What to produce - Copy whichever lines of the data hold the word "page".

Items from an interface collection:
********************

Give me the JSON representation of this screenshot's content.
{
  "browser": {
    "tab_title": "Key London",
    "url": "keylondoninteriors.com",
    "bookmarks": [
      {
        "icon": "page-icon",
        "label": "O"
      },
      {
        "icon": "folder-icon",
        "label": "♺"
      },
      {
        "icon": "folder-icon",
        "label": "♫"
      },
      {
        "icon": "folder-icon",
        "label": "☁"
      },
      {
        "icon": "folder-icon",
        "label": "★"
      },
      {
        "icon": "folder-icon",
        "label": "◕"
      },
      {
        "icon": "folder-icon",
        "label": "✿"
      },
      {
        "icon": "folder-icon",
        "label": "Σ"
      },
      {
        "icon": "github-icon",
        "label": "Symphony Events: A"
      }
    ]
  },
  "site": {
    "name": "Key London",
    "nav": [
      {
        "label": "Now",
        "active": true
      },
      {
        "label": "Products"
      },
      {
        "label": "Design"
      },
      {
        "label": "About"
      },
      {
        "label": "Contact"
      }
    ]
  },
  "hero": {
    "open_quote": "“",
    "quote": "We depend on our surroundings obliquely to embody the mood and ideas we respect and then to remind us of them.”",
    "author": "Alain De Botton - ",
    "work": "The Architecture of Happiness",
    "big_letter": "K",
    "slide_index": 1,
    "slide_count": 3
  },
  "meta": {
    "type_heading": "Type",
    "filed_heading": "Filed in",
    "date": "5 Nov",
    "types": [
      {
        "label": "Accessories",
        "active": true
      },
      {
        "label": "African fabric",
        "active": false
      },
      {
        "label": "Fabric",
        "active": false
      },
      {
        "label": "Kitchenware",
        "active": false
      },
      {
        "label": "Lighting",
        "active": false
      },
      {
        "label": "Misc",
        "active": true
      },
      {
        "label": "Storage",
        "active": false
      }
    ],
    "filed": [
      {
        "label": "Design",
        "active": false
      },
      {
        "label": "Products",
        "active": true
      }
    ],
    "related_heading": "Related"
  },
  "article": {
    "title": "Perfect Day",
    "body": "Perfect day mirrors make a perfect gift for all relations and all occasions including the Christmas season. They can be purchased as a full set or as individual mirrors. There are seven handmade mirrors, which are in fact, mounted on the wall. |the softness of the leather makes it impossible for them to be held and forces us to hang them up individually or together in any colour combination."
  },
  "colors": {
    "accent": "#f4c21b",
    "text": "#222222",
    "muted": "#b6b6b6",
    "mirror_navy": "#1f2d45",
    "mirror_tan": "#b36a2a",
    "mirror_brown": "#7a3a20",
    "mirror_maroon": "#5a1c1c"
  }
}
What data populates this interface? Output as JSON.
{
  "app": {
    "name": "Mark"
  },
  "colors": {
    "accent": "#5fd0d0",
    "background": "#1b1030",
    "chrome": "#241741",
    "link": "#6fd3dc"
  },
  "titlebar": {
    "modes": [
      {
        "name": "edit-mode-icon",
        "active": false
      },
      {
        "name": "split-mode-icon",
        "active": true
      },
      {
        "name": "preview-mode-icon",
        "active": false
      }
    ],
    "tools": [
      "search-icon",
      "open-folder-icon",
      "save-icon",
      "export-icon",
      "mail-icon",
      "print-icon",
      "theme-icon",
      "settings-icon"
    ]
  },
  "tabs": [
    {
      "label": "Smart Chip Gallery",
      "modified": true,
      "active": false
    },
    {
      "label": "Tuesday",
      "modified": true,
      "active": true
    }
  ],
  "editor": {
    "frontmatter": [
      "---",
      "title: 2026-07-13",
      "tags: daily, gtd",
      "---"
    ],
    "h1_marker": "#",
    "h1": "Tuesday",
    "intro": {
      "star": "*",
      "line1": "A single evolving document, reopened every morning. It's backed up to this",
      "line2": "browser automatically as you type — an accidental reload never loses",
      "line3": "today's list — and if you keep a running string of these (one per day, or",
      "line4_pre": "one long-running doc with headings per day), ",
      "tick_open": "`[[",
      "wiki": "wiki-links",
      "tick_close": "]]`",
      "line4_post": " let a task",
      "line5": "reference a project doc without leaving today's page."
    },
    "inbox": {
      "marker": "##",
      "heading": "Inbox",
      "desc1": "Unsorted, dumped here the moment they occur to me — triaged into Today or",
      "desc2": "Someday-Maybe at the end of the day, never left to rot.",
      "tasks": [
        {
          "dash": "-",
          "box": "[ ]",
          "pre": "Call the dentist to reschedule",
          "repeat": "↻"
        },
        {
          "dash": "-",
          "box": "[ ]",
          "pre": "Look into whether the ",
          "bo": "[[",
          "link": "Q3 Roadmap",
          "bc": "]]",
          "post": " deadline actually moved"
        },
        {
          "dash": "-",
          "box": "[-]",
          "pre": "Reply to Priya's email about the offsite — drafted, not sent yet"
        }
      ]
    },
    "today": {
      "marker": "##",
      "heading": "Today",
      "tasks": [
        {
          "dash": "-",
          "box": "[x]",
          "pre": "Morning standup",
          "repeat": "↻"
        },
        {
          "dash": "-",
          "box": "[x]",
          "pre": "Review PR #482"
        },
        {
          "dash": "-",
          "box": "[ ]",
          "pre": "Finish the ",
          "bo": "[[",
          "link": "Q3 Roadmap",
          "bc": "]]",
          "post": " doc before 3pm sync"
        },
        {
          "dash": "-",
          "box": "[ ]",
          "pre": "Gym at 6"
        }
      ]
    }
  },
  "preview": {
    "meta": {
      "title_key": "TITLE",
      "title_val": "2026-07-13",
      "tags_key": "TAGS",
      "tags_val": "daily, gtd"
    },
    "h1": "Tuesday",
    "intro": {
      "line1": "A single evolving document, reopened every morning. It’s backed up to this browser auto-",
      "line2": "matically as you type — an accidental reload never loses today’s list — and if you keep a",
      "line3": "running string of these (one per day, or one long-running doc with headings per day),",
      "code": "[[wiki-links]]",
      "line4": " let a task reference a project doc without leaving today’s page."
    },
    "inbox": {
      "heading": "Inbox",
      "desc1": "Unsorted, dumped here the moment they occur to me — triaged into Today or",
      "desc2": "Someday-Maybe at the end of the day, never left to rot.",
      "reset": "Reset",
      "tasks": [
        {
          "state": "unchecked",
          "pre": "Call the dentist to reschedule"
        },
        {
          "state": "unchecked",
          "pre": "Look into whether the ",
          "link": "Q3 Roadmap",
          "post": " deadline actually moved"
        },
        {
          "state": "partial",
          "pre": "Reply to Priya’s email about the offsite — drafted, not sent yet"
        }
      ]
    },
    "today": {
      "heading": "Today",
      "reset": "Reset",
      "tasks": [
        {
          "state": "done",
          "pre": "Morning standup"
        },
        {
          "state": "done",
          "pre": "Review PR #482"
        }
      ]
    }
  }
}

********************

Answer -
        "icon": "page-icon",
      "line5": "reference a project doc without leaving today's page."
      "line4": " let a task reference a project doc without leaving today’s page."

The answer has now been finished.